The primary reason, in my opinion, that so much of today’s stylized animation rings hollow is because nobody ever follows through on the animation. Regardless of whether a show is animated traditionally overseas or if it’s done in Flash, most contemporary TV series creators think their job is done once they’ve created a pretty model sheet and slapped on a bit of color styling. These few stills illustrate however that model sheets are often the least important aspect of stylized animation– what the animator does with those designs is what truly counts.

Exactly! Great animators like Bill Littlejohn, Rod Scribner and Grim Natwick moved these kinds of designs in unique and stylized ways.

This post is causing quite a ruckus over at Michael Sporn’s blog. Check out Michael’s post titled Aaargh. In particular, read the comments. Here’s a real doozy…

Not everything has to look or move gorgeously to be good or artful. That’s one of the dumbest, scariest suggestions I’ve heard anyone make in animation circles.

Yow! Do people really think lousy animation is artistic?!

Cartoon Brew has jumped into… The Great UPA Debate. Will Finn (check out his great new blog, small room) writes…

I see Steve Worth’s point about Kool-Aid ads and such, where perfectly admirable work is overlooked because it wasn’t in the service of "Art witha a capital A". Animators who want to evaluate work on a technique level should be able to appreciate that wherever they find it and not just where the intelligentsia have enshrined it with a golden frame.

Let the debate continue!

Stephen Worth
Director
Animation Resources

Animated CartoonsAnimated Cartoons

This posting is part of the online Encyclopedia of Cartooning under the subject heading, Animation.
TheoryTheory

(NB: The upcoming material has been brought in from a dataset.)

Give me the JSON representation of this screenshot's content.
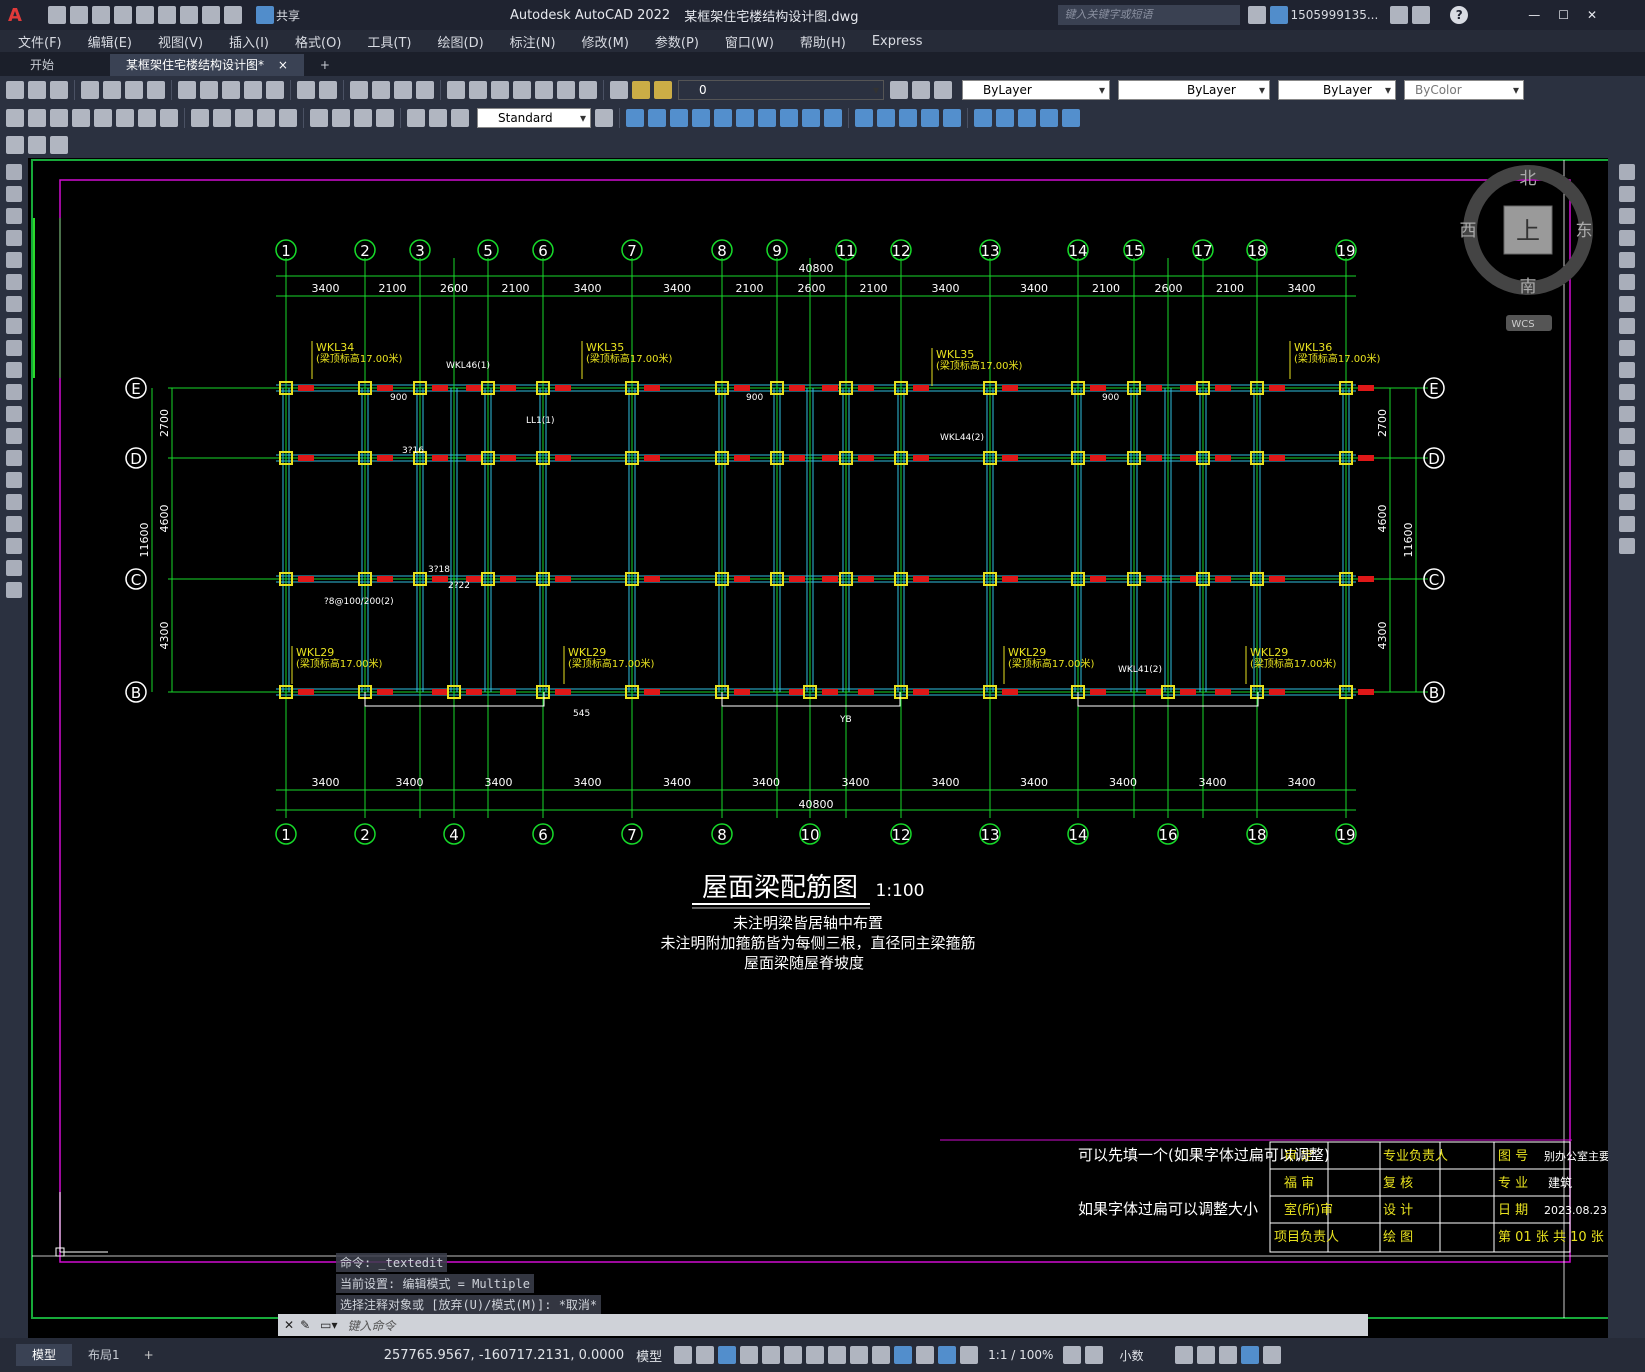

This posting is part of a series of articles comprising an online exhibit entitled Theory.